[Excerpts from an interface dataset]

◇ ◇ ◇ ◇ ◇ ◇ ◇

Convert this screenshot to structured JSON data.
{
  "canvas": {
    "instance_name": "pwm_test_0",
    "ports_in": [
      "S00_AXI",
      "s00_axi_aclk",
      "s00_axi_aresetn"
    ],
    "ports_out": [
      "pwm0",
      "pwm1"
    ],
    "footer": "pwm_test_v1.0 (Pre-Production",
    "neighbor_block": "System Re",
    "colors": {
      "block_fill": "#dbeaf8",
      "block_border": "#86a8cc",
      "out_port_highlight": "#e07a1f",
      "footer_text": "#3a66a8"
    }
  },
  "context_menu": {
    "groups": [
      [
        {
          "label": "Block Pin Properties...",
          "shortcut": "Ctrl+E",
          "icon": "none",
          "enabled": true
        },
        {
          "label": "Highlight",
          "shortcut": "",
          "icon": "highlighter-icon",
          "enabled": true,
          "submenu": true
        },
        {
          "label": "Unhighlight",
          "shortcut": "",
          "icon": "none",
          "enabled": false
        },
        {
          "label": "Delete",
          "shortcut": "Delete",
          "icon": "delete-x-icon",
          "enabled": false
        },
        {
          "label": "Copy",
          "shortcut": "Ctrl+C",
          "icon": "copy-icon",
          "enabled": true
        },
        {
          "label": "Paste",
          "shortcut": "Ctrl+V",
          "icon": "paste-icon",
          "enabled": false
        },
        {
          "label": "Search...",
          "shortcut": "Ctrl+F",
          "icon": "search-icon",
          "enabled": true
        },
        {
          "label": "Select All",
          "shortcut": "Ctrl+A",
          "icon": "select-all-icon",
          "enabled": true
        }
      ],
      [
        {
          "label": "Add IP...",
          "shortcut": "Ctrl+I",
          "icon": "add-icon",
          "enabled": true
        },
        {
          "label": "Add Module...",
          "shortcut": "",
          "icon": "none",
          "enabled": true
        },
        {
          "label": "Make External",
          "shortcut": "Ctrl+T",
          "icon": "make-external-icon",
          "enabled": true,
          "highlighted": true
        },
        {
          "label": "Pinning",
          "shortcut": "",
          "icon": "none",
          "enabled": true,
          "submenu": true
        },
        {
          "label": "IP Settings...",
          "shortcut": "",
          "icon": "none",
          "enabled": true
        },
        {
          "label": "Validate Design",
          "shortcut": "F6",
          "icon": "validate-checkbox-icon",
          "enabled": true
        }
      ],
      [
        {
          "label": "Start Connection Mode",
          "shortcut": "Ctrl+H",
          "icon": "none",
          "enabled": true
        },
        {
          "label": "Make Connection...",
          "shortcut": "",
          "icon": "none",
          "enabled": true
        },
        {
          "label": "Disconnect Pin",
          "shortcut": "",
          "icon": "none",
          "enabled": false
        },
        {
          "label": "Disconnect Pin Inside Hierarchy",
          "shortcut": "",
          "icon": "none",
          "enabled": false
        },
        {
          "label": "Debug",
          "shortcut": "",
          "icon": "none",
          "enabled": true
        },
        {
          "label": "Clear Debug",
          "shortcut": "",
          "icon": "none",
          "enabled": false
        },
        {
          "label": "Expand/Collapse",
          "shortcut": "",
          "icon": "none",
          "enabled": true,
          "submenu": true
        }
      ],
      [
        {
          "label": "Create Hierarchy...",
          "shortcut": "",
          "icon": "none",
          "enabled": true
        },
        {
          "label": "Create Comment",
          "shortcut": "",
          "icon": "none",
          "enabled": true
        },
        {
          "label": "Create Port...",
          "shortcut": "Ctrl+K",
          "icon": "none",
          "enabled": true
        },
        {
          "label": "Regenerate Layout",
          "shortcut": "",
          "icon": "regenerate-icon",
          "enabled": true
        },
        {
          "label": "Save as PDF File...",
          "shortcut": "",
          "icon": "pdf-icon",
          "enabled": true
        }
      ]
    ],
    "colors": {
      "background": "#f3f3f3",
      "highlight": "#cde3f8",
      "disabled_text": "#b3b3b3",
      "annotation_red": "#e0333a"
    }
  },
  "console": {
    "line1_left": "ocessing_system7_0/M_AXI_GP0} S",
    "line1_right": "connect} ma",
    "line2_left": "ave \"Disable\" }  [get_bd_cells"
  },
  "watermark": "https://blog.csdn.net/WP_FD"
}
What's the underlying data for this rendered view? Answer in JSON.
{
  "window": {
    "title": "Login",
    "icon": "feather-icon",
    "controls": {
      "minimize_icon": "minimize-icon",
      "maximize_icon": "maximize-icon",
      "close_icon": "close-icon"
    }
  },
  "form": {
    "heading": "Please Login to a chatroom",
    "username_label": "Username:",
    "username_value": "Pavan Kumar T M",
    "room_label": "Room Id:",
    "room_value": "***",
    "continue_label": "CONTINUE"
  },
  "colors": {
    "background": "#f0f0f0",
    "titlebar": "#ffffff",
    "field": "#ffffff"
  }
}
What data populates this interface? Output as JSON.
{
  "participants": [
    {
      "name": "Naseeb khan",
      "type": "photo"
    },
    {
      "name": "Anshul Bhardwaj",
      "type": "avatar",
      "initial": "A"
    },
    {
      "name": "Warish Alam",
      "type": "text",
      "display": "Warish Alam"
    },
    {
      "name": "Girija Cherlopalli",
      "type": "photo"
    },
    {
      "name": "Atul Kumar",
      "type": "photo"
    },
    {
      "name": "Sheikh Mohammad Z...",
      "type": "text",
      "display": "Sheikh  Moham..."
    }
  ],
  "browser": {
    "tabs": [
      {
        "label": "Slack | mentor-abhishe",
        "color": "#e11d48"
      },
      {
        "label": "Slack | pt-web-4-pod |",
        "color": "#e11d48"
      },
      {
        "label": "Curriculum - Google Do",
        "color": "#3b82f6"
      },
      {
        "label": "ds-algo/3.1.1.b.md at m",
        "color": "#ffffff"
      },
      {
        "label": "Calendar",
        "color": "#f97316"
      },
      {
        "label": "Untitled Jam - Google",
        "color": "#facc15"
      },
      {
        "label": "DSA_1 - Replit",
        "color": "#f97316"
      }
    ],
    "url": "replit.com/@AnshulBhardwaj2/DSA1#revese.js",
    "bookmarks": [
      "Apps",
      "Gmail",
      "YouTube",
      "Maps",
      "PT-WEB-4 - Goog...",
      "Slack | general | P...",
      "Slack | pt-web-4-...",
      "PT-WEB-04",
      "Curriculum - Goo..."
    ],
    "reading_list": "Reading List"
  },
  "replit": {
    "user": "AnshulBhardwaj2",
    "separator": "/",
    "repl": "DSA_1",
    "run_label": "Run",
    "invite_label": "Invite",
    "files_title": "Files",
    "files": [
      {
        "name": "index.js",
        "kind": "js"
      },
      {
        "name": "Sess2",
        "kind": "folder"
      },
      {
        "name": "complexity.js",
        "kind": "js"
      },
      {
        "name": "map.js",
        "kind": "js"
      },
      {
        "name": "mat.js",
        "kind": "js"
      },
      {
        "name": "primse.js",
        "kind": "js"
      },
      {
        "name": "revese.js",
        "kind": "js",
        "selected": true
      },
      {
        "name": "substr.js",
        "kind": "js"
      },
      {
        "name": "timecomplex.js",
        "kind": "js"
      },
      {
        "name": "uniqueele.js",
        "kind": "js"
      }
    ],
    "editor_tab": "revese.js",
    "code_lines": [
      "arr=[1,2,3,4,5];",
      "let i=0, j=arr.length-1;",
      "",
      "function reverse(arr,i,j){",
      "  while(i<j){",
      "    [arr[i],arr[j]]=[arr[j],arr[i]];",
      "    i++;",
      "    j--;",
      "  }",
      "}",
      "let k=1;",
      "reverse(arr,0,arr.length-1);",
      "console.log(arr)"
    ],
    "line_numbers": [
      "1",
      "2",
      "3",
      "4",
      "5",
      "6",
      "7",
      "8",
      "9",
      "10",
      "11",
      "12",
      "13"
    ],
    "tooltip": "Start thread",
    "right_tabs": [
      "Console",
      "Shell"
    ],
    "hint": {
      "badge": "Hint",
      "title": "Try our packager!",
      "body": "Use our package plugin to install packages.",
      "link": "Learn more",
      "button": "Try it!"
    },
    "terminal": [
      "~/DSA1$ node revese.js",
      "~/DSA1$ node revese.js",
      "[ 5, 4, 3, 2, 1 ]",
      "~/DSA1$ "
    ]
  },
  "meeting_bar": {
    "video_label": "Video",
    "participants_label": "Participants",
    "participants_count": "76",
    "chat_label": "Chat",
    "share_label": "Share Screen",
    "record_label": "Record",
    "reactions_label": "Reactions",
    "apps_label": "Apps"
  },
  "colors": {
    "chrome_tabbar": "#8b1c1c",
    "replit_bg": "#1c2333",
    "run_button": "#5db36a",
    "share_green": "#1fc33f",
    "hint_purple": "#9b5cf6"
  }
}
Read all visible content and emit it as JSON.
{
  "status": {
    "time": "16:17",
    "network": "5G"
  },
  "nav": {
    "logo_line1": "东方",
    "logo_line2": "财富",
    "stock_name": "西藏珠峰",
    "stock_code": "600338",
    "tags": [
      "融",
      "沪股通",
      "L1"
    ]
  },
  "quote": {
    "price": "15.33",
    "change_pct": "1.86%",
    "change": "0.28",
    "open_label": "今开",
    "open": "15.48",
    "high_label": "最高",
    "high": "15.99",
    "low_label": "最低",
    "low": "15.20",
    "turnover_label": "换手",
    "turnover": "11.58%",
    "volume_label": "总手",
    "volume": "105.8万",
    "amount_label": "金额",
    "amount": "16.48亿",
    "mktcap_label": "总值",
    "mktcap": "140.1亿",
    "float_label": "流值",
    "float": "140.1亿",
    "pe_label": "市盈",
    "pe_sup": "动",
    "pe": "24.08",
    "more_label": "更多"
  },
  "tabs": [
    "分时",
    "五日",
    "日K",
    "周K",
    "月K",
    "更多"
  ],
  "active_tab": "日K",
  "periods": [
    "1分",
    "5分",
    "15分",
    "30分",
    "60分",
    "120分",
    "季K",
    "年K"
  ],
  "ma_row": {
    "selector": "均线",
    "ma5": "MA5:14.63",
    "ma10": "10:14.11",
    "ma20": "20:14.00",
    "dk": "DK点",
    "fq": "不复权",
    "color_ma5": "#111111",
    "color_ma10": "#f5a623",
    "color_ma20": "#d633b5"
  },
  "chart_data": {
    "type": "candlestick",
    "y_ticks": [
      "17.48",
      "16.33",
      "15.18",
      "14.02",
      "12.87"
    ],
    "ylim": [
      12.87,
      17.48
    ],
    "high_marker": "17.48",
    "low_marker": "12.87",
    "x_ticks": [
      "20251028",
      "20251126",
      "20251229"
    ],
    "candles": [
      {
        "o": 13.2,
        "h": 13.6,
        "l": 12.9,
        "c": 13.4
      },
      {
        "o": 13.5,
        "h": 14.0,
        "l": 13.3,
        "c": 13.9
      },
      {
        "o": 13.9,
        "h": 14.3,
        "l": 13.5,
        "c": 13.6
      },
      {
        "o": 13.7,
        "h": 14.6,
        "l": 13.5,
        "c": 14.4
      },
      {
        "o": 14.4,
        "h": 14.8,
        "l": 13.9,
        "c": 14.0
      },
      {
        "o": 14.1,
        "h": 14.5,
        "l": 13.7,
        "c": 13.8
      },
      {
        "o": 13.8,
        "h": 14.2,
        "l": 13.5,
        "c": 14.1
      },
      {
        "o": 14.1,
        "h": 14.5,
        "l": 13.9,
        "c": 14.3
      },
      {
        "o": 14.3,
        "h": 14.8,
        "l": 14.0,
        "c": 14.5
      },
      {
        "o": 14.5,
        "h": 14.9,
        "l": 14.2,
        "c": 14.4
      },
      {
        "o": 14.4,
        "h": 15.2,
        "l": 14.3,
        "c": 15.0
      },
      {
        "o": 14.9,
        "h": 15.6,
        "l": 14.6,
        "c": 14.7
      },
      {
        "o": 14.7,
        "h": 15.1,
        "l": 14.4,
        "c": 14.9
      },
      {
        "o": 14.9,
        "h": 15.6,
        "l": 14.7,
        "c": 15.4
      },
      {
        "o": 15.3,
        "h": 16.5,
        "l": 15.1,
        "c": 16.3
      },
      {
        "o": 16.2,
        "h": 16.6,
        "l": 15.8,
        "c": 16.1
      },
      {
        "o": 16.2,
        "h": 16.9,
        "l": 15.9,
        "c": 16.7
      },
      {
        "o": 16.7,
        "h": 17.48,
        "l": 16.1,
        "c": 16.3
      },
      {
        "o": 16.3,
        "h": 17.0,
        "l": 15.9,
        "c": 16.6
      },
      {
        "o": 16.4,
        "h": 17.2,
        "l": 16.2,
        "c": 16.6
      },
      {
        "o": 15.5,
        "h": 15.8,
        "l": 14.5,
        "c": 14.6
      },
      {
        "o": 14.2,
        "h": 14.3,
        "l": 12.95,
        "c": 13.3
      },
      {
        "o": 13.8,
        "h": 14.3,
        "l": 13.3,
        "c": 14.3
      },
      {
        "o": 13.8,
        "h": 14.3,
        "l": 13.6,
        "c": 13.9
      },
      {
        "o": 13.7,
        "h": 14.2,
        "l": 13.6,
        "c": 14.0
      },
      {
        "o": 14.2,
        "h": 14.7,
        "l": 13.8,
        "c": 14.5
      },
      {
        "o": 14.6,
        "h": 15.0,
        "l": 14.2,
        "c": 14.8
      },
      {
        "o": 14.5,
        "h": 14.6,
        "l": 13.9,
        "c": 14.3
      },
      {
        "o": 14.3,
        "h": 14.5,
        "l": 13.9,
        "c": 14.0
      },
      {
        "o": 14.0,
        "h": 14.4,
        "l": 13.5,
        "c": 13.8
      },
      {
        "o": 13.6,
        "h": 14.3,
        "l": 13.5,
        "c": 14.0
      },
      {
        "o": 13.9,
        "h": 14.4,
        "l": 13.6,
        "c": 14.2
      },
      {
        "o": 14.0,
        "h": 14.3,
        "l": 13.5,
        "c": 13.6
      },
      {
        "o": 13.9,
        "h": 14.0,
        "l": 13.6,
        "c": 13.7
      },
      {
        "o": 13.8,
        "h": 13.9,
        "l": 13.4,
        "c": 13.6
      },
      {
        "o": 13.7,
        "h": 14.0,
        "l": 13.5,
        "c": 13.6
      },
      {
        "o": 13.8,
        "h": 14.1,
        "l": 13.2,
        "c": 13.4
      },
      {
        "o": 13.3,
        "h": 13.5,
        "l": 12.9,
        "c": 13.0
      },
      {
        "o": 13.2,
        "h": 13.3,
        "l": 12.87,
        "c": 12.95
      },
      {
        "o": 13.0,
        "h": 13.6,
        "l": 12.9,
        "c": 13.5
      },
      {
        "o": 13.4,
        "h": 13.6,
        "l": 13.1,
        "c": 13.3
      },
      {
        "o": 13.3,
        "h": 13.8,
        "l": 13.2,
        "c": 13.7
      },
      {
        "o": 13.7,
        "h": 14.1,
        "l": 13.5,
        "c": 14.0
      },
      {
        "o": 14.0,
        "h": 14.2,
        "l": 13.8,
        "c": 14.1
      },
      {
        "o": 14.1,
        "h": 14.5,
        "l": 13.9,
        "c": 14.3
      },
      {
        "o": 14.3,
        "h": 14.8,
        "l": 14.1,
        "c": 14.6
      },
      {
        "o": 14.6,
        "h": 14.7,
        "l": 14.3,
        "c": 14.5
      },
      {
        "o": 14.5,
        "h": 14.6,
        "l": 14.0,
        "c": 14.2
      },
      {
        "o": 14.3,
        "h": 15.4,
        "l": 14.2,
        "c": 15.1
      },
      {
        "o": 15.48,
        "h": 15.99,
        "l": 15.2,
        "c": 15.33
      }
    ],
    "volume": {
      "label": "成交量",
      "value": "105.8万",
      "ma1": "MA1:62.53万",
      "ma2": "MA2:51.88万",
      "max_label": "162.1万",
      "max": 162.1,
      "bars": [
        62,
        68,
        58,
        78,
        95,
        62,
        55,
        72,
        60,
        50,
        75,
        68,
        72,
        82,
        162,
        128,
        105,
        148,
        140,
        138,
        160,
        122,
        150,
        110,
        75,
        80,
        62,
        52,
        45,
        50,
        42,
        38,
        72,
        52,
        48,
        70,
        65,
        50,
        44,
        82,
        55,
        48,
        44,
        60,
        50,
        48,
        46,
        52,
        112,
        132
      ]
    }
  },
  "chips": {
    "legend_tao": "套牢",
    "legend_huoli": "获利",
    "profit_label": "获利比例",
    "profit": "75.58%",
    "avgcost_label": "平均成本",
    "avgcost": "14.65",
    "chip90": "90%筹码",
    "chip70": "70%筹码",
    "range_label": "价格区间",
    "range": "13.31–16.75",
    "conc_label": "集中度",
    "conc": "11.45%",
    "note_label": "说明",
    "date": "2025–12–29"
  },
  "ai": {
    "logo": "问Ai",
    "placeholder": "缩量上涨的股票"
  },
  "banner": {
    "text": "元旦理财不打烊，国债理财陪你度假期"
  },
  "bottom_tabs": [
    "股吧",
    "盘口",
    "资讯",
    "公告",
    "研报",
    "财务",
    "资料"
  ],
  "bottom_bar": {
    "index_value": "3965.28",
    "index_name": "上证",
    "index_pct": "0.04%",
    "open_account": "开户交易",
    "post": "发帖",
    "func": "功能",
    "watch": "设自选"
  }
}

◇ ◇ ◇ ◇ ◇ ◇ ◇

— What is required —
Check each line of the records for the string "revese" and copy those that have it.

— Solved problem —
    "url": "replit.com/@AnshulBhardwaj2/DSA1#revese.js",
        "name": "revese.js",
    "editor_tab": "revese.js",
      "~/DSA1$ node revese.js",
      "~/DSA1$ node revese.js",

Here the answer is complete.